The deaths of key leaders behind the deadly siege in Marawi City is making an impact on the Catholic community.
Omar Maute and Isnilon Hapilon were killed in gunbattle with the government troops past midnight on Monday.
Omar and his brother Abdullah aligned themselves with Hapilon, a leader of the Abu Sayyaf terrorist group and supposed emir of Islamic State group in Southeast Asia.
Bishop Edwin dela Peña is hoping that the death of the terrorist leaders will finally bring an end to the hostilities in the city that erupted since last May.
“Crumbling leadership signals the beginning of the end. I’m beginning to feel relieved,” Dela Peña said.
Archbishop Martin Jumoad of Ozamiz said the death of the key terror is “victory for peace and order in our society”.
“This serves as a lesson that evil must be conquered so that goodness may reign. May those who plan evil realize that there are so many good people who will oppose them,” he said.
For his part, Fr. Jerome Secillano, executive secretary of the bishops’ Committee on Public Affairs, said extremism will not end in the death of the two leaders alone.
The priest said a “holistic approach” and not just military offensive is needed in battling terrorism.
“Education, employment, poverty eradication and infrastructure development should only be some of the measures that this government should undertake if only to dismantle or at least weaken the influence of terrorist cells,” he said.

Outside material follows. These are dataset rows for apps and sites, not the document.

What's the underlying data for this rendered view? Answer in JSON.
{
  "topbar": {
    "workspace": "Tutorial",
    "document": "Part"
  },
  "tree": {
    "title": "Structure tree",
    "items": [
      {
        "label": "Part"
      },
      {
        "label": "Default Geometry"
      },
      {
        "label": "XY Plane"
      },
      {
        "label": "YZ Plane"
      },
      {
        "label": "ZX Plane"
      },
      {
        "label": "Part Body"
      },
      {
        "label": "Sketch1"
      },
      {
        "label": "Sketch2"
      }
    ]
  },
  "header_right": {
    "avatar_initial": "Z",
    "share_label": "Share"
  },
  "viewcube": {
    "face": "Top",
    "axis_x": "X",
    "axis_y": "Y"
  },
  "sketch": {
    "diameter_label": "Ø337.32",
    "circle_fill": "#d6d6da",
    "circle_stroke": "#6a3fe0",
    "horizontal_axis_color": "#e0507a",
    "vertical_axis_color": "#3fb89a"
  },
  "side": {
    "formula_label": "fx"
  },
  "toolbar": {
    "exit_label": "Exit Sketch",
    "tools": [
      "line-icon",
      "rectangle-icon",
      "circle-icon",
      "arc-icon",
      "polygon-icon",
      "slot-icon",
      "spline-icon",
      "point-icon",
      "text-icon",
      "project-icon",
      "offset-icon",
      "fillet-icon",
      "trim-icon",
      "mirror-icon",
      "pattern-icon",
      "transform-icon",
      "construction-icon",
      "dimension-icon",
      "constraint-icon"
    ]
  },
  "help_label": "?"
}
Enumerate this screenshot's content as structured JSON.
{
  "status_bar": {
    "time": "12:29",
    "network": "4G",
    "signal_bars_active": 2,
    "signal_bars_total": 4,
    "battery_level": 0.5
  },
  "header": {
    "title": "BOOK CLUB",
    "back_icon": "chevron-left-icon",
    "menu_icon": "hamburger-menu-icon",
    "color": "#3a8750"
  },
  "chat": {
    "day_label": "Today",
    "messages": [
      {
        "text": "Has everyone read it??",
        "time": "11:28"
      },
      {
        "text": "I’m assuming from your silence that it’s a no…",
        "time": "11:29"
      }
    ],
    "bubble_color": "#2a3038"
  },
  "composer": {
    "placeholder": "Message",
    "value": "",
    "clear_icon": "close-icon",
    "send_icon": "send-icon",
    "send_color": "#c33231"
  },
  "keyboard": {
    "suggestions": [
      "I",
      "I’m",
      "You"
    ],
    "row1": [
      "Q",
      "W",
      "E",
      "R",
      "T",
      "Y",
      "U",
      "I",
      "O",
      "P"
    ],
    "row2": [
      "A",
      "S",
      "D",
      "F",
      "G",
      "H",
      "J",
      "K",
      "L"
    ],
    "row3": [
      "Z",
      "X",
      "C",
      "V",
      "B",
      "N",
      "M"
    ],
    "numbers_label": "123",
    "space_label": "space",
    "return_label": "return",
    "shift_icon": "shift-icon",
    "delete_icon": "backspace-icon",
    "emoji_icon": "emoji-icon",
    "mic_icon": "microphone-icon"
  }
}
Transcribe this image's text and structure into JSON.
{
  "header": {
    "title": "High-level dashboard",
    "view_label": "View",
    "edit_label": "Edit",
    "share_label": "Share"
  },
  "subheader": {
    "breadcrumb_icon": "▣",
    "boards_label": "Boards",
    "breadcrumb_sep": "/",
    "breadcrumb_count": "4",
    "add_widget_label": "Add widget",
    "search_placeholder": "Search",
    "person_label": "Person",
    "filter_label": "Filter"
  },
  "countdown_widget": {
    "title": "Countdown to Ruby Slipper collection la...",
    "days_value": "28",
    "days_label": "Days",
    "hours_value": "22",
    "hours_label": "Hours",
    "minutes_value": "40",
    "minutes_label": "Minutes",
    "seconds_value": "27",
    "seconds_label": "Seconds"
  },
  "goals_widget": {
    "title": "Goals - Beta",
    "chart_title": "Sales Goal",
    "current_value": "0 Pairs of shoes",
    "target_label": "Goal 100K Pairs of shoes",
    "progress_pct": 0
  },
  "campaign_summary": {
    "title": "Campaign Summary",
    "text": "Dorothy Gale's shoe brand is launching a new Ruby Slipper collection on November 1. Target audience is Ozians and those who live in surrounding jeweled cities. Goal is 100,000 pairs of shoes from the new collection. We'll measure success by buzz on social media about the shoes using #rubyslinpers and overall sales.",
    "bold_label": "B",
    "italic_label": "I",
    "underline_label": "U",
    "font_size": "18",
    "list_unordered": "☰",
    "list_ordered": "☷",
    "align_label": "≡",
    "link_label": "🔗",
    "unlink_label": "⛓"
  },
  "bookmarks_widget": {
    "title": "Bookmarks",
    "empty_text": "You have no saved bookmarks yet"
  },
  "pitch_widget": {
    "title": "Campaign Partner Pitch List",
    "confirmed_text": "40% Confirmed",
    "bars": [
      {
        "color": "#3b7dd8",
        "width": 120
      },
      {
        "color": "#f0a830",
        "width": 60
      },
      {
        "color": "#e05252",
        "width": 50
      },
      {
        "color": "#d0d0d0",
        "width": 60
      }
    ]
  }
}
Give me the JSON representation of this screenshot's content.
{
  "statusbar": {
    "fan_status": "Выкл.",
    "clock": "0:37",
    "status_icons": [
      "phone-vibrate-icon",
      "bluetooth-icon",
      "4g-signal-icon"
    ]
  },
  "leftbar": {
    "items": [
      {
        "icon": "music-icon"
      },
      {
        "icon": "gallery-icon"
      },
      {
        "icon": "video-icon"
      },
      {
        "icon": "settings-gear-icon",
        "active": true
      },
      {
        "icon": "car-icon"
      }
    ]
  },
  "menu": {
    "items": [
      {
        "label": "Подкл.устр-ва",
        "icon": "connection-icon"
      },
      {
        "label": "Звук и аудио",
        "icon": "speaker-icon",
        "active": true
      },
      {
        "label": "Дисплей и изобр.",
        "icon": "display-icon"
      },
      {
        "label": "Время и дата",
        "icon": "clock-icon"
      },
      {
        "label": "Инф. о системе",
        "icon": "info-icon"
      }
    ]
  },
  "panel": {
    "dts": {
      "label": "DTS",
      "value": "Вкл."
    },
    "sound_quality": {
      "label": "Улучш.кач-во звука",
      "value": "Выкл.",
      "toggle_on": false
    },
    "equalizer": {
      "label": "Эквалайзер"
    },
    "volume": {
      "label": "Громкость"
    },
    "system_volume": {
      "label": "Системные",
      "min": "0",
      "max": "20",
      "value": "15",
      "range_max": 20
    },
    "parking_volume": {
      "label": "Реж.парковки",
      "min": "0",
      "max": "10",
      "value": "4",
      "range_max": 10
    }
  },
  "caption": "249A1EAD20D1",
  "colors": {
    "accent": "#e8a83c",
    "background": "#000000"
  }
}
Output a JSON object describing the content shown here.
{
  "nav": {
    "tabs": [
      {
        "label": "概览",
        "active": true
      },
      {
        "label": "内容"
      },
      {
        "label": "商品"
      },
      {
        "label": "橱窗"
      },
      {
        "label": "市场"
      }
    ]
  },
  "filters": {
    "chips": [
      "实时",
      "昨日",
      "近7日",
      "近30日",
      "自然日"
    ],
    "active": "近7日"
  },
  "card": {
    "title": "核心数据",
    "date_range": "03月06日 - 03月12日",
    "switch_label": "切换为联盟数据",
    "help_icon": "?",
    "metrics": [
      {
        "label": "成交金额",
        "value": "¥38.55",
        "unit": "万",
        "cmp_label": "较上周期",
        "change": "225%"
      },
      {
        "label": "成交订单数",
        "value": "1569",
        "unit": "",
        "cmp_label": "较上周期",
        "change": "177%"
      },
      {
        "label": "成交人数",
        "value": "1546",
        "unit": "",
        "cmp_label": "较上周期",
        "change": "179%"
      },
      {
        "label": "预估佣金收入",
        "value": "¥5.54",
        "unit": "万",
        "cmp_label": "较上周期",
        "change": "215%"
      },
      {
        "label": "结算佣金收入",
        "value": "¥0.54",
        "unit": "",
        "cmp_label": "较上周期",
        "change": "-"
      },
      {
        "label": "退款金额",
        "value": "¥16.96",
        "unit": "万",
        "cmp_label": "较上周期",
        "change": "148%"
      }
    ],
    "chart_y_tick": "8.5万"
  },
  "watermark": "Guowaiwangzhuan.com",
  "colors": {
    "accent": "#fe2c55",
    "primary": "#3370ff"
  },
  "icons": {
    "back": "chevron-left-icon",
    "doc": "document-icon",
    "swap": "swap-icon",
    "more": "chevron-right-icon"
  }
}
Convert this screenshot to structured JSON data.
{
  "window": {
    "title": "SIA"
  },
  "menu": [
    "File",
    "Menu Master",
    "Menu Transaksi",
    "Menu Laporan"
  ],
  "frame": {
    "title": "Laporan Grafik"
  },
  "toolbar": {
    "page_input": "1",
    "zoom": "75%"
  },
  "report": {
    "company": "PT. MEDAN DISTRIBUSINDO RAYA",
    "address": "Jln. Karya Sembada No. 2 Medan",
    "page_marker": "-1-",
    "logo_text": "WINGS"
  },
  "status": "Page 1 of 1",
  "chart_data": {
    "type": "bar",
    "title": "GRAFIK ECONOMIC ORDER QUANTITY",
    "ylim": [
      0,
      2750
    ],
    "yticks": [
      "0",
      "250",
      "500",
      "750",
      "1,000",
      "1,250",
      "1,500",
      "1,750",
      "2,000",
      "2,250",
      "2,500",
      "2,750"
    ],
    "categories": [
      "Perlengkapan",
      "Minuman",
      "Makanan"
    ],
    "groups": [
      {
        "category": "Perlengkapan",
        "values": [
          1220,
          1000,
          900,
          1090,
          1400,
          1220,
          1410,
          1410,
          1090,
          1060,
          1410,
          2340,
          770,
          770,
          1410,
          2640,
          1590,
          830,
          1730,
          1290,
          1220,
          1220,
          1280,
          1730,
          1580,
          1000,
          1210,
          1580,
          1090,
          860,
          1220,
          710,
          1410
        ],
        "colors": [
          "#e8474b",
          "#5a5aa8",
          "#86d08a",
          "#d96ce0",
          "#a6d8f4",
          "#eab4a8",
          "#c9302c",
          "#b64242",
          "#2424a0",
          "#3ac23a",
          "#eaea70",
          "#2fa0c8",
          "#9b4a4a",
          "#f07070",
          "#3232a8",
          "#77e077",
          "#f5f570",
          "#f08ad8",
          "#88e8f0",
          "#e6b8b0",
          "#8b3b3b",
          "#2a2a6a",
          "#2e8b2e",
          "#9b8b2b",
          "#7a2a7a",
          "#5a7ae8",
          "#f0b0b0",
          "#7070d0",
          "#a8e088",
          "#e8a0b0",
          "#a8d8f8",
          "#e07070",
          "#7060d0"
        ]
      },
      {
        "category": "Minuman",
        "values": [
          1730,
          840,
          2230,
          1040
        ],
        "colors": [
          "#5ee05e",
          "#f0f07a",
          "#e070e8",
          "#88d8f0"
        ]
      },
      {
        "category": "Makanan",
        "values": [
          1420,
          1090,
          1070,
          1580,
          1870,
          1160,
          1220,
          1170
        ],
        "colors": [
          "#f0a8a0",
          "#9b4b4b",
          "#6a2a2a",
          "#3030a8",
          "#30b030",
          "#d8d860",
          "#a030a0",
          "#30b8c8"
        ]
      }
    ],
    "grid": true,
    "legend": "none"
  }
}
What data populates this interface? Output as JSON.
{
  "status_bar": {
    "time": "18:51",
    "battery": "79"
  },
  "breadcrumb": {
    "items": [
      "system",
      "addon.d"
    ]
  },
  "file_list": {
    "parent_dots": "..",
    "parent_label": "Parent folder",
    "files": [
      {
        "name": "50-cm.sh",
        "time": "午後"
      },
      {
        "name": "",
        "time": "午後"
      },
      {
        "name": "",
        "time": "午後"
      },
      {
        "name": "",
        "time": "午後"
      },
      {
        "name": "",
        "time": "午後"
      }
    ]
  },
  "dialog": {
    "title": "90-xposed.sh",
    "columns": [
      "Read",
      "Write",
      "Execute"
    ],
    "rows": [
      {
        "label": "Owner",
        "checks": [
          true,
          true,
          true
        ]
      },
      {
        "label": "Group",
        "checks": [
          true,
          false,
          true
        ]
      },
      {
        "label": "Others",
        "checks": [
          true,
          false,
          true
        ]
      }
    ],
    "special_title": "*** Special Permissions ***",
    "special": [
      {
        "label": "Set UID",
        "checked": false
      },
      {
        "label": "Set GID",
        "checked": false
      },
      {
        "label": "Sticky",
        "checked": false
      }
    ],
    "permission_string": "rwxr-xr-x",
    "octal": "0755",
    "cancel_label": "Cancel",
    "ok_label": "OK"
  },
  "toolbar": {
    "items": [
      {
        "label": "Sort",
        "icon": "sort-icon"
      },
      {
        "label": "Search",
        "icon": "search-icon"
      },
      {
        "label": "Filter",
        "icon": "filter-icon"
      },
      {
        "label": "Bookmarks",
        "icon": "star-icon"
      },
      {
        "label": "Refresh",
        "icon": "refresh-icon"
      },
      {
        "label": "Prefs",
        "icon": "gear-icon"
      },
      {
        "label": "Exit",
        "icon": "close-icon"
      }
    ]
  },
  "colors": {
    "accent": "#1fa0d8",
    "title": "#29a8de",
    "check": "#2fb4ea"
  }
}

More than 1,000 lives have been lost in the nearly five-month war, including 163 soldiers, 822 militants and 47 civilians. CBCPNews